|Sir Henry Simmerson|
|Also known as:||none|
General (Sharpe's Peril, Challenge)
Sharpe's Sword Sharpe's Regiment, Challenge, Peril
Sir Henry Simmerson first appears in Sharpe's Eagle as commander of the South Essex Militia, raised with his own money. He was described as a cousin of General Banestre Tarleton,Wellington's political enemy and the power behind Simmerson.
He was described as a red faced man with pendulous jowls, small bloodshot eyes, and protruding ears. Sharpe thought he looked like a pig on horseback.
He was addicted to scarification for himself and flogging for his men, even for the slightest offense. With more money than sense, and completely lacking in humanity, honour, and decency, Sir Henry has neither morals nor backbone. Wellesley wants rid of him, and fortunately Simmerson obliges by turning tail at the Battle of Talavera. (Sharpe's Eagle) At the height of the Battle, Simmerson thinks the battle lost, and at the approach of a French column, orders the South Essex to withdraw from the line of battle. William Lawford summarily relieves Simmerson of command and takes the South Essex back into position, where their volleys destroy the column's cohesion.
After the death of his military aspirations, he is said to have taken a "lucrative job with the new-fangled Income Tax." (Sharpe's Company)
In Sharpe's Regiment, it is Simmerson running the recruiting scam with Lord Fenner, funneling recruits for the South Essex into other less popular regiments for cash. Simmerson's plans are foiled but he is never punished, always squirming out of justice's reach beneath a whitewash.

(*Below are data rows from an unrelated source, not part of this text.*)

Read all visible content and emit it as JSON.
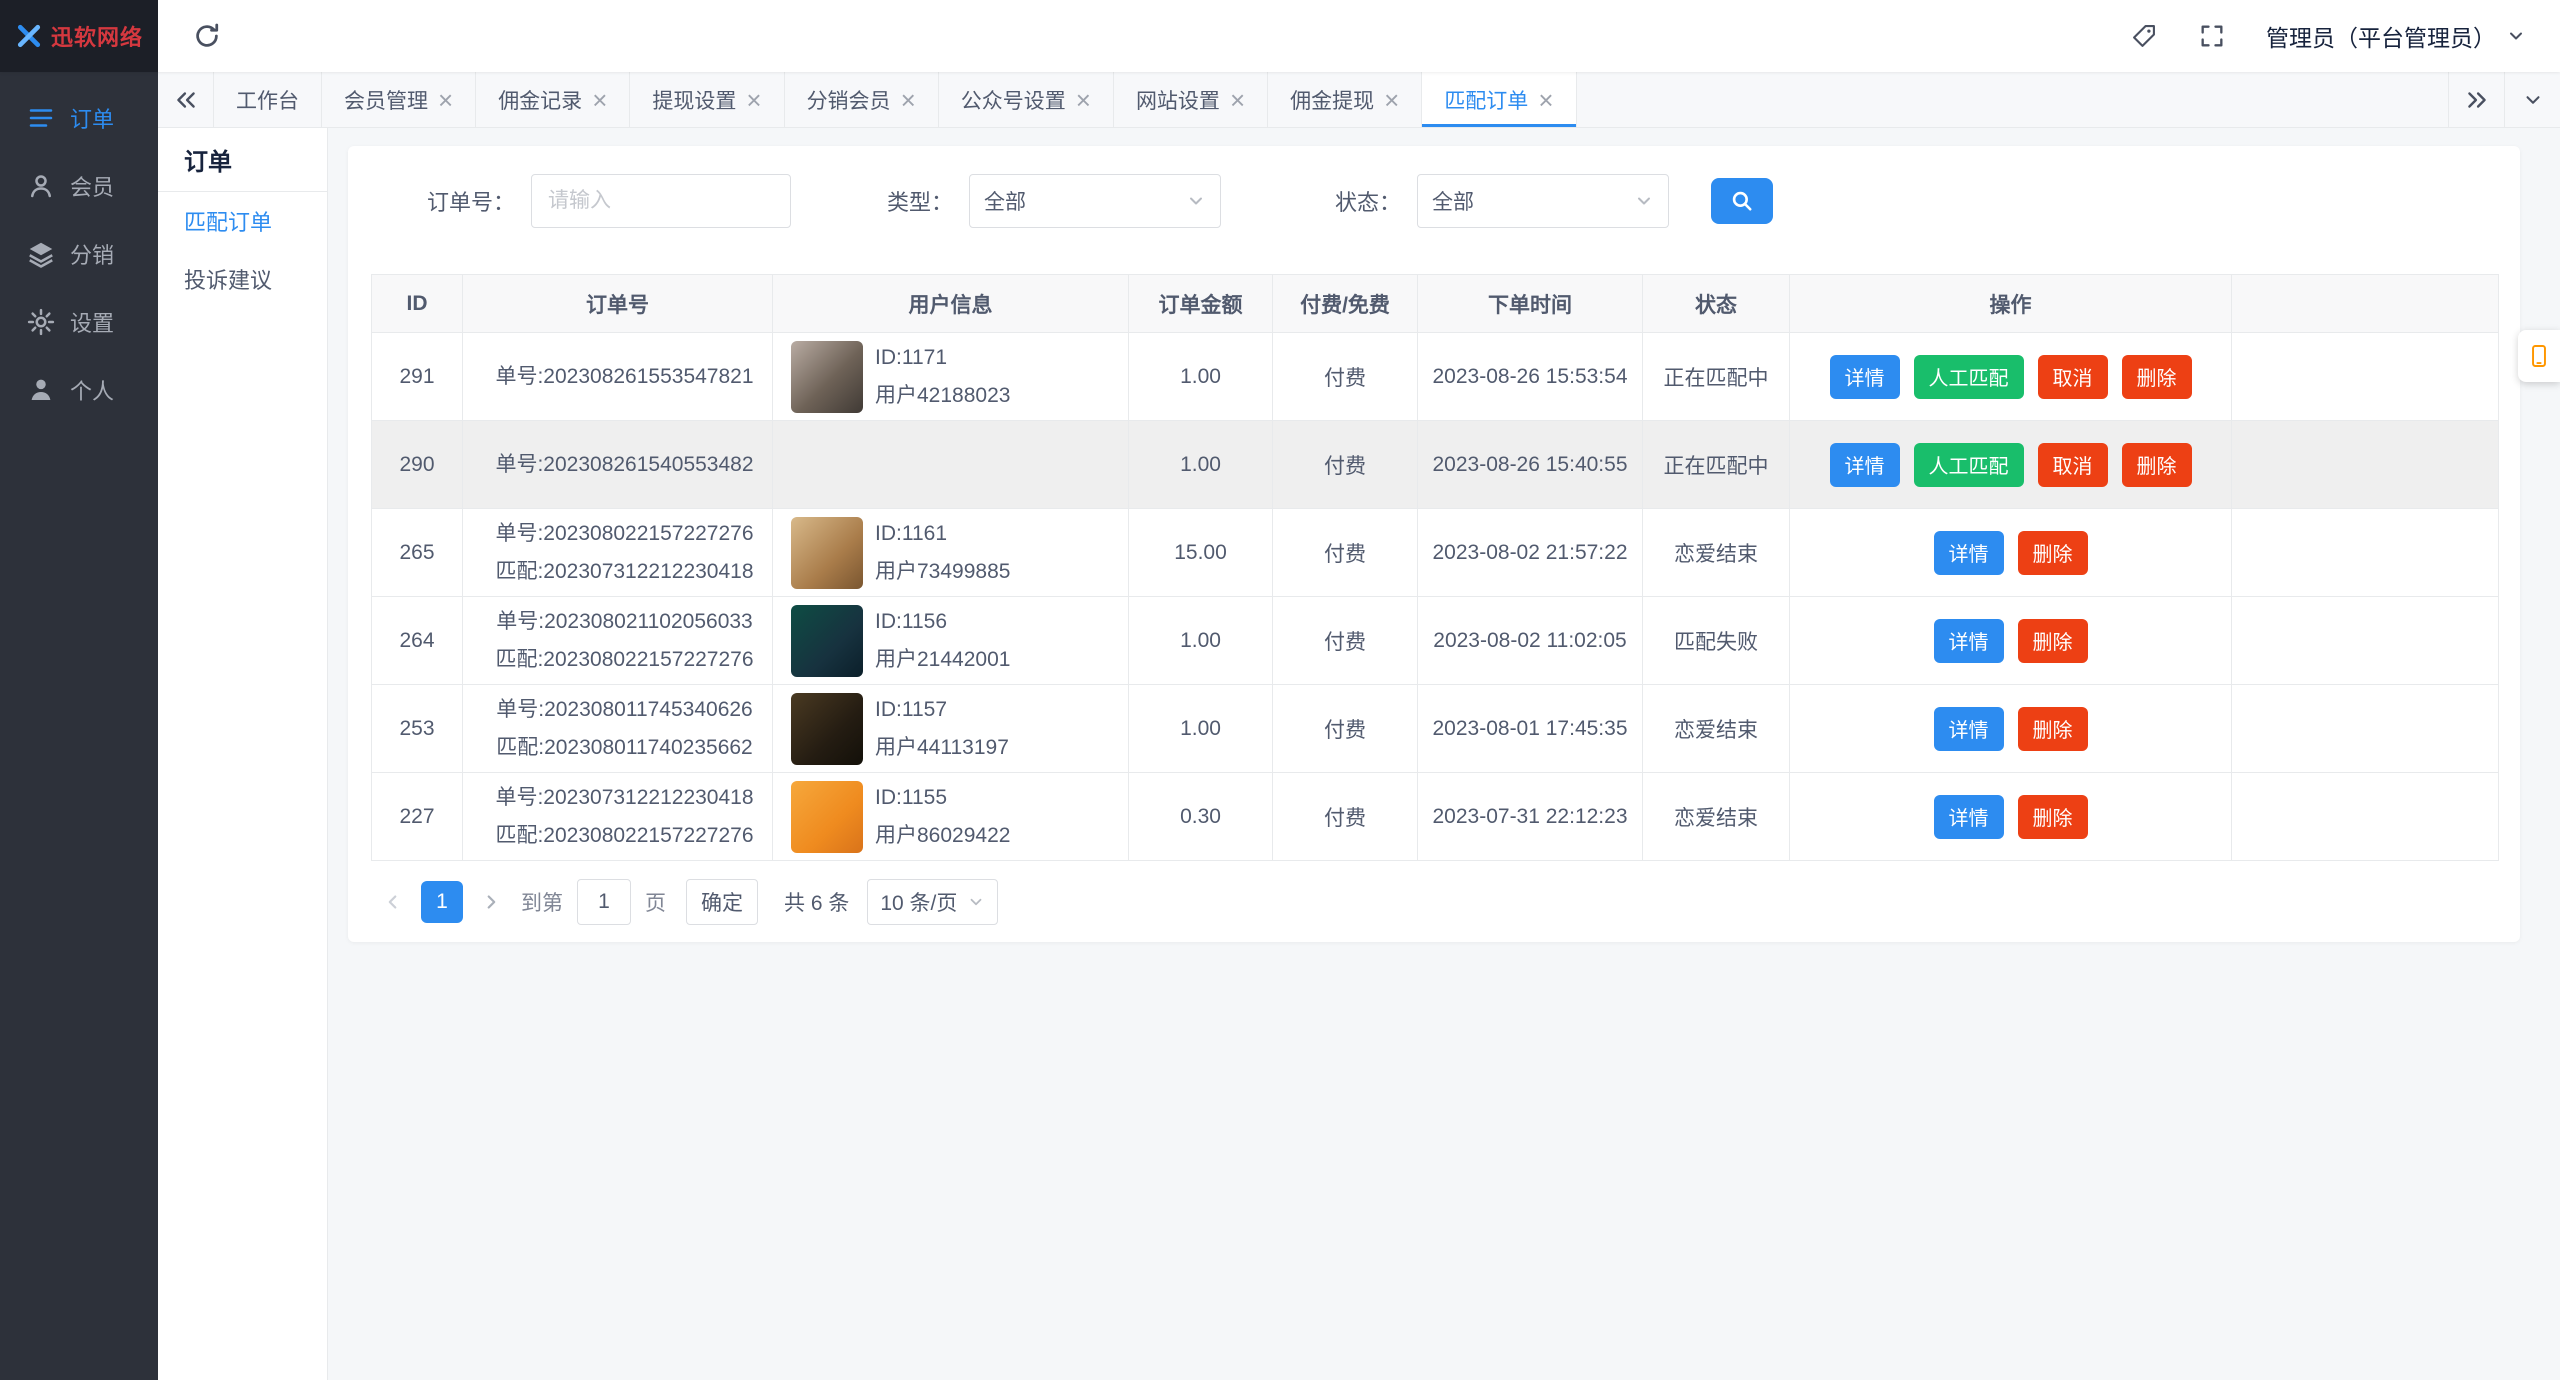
{
  "topbar": {
    "brand": "迅软网络",
    "user_label": "管理员（平台管理员）"
  },
  "sidebar": {
    "items": [
      {
        "key": "orders",
        "label": "订单",
        "icon": "order-list-icon",
        "active": true
      },
      {
        "key": "members",
        "label": "会员",
        "icon": "member-icon",
        "active": false
      },
      {
        "key": "distribution",
        "label": "分销",
        "icon": "distribution-icon",
        "active": false
      },
      {
        "key": "settings",
        "label": "设置",
        "icon": "settings-gear-icon",
        "active": false
      },
      {
        "key": "profile",
        "label": "个人",
        "icon": "profile-icon",
        "active": false
      }
    ]
  },
  "tabbar": {
    "tabs": [
      {
        "key": "workbench",
        "label": "工作台",
        "closable": false,
        "active": false
      },
      {
        "key": "member-management",
        "label": "会员管理",
        "closable": true,
        "active": false
      },
      {
        "key": "commission-records",
        "label": "佣金记录",
        "closable": true,
        "active": false
      },
      {
        "key": "withdraw-settings",
        "label": "提现设置",
        "closable": true,
        "active": false
      },
      {
        "key": "distribution-members",
        "label": "分销会员",
        "closable": true,
        "active": false
      },
      {
        "key": "official-account-settings",
        "label": "公众号设置",
        "closable": true,
        "active": false
      },
      {
        "key": "site-settings",
        "label": "网站设置",
        "closable": true,
        "active": false
      },
      {
        "key": "commission-withdraw",
        "label": "佣金提现",
        "closable": true,
        "active": false
      },
      {
        "key": "match-orders",
        "label": "匹配订单",
        "closable": true,
        "active": true
      }
    ]
  },
  "submenu": {
    "title": "订单",
    "items": [
      {
        "key": "match-orders",
        "label": "匹配订单",
        "active": true
      },
      {
        "key": "complaints",
        "label": "投诉建议",
        "active": false
      }
    ]
  },
  "filters": {
    "order_no_label": "订单号：",
    "order_no_placeholder": "请输入",
    "type_label": "类型：",
    "type_value": "全部",
    "status_label": "状态：",
    "status_value": "全部"
  },
  "table": {
    "headers": [
      "ID",
      "订单号",
      "用户信息",
      "订单金额",
      "付费/免费",
      "下单时间",
      "状态",
      "操作"
    ],
    "rows": [
      {
        "id": "291",
        "order_lines": [
          "单号:202308261553547821"
        ],
        "avatar": "portrait",
        "user_id": "ID:1171",
        "user_name": "用户42188023",
        "amount": "1.00",
        "fee_type": "付费",
        "time": "2023-08-26 15:53:54",
        "status": "正在匹配中",
        "status_type": "danger",
        "highlighted": false,
        "actions": [
          {
            "name": "detail",
            "label": "详情",
            "type": "primary"
          },
          {
            "name": "manual-match",
            "label": "人工匹配",
            "type": "success"
          },
          {
            "name": "cancel",
            "label": "取消",
            "type": "danger"
          },
          {
            "name": "delete",
            "label": "删除",
            "type": "danger"
          }
        ]
      },
      {
        "id": "290",
        "order_lines": [
          "单号:202308261540553482"
        ],
        "avatar": "none",
        "user_id": "",
        "user_name": "",
        "amount": "1.00",
        "fee_type": "付费",
        "time": "2023-08-26 15:40:55",
        "status": "正在匹配中",
        "status_type": "danger",
        "highlighted": true,
        "actions": [
          {
            "name": "detail",
            "label": "详情",
            "type": "primary"
          },
          {
            "name": "manual-match",
            "label": "人工匹配",
            "type": "success"
          },
          {
            "name": "cancel",
            "label": "取消",
            "type": "danger"
          },
          {
            "name": "delete",
            "label": "删除",
            "type": "danger"
          }
        ]
      },
      {
        "id": "265",
        "order_lines": [
          "单号:202308022157227276",
          "匹配:202307312212230418"
        ],
        "avatar": "dog",
        "user_id": "ID:1161",
        "user_name": "用户73499885",
        "amount": "15.00",
        "fee_type": "付费",
        "time": "2023-08-02 21:57:22",
        "status": "恋爱结束",
        "status_type": "muted",
        "highlighted": false,
        "actions": [
          {
            "name": "detail",
            "label": "详情",
            "type": "primary"
          },
          {
            "name": "delete",
            "label": "删除",
            "type": "danger"
          }
        ]
      },
      {
        "id": "264",
        "order_lines": [
          "单号:202308021102056033",
          "匹配:202308022157227276"
        ],
        "avatar": "screen",
        "user_id": "ID:1156",
        "user_name": "用户21442001",
        "amount": "1.00",
        "fee_type": "付费",
        "time": "2023-08-02 11:02:05",
        "status": "匹配失败",
        "status_type": "muted",
        "highlighted": false,
        "actions": [
          {
            "name": "detail",
            "label": "详情",
            "type": "primary"
          },
          {
            "name": "delete",
            "label": "删除",
            "type": "danger"
          }
        ]
      },
      {
        "id": "253",
        "order_lines": [
          "单号:202308011745340626",
          "匹配:202308011740235662"
        ],
        "avatar": "game",
        "user_id": "ID:1157",
        "user_name": "用户44113197",
        "amount": "1.00",
        "fee_type": "付费",
        "time": "2023-08-01 17:45:35",
        "status": "恋爱结束",
        "status_type": "muted",
        "highlighted": false,
        "actions": [
          {
            "name": "detail",
            "label": "详情",
            "type": "primary"
          },
          {
            "name": "delete",
            "label": "删除",
            "type": "danger"
          }
        ]
      },
      {
        "id": "227",
        "order_lines": [
          "单号:202307312212230418",
          "匹配:202308022157227276"
        ],
        "avatar": "cartoon",
        "user_id": "ID:1155",
        "user_name": "用户86029422",
        "amount": "0.30",
        "fee_type": "付费",
        "time": "2023-07-31 22:12:23",
        "status": "恋爱结束",
        "status_type": "muted",
        "highlighted": false,
        "actions": [
          {
            "name": "detail",
            "label": "详情",
            "type": "primary"
          },
          {
            "name": "delete",
            "label": "删除",
            "type": "danger"
          }
        ]
      }
    ]
  },
  "pagination": {
    "current_page": "1",
    "goto_label": "到第",
    "goto_value": "1",
    "page_unit": "页",
    "confirm_label": "确定",
    "total_label": "共 6 条",
    "page_size_label": "10 条/页"
  },
  "colors": {
    "primary": "#2d8cf0",
    "success": "#19be6b",
    "danger": "#ed4014",
    "brand_red": "#d5383f",
    "sidebar_bg": "#2d313a",
    "muted_status": "#808695"
  }
}
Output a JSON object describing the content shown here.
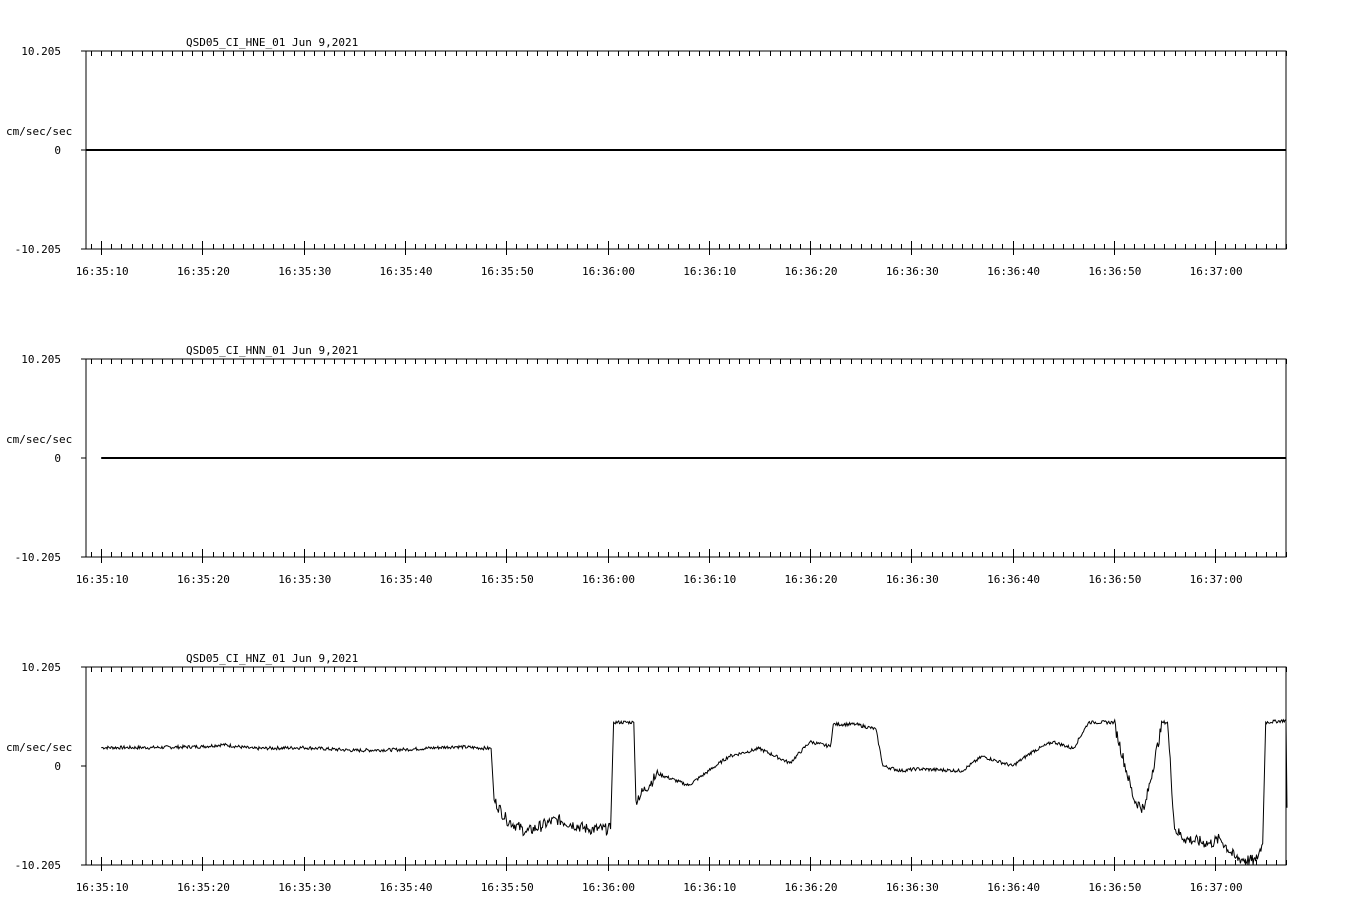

Simmerson returns to plague Sharpe in Sharpe's Sword, a novel in which he did not appear, where he betrayed a British attack on a French fort. And despite his disgrace on the field, managed to secure a promotion in the private military of the British East India Company to appear in the television movie, Sharpe's Peril, during the course of which he is tortured and staked out in the Indian sun to die. The resultant madness improved his personality a great deal. In the ensuing battle against opium distributor Colonel Dragomirov, Simmerson, still feeling the effects of heatstroke bravely repels Dragomirov's bandits. He survives the fight and slowly returns to his senses but still bids Sharpe a friendly farewell.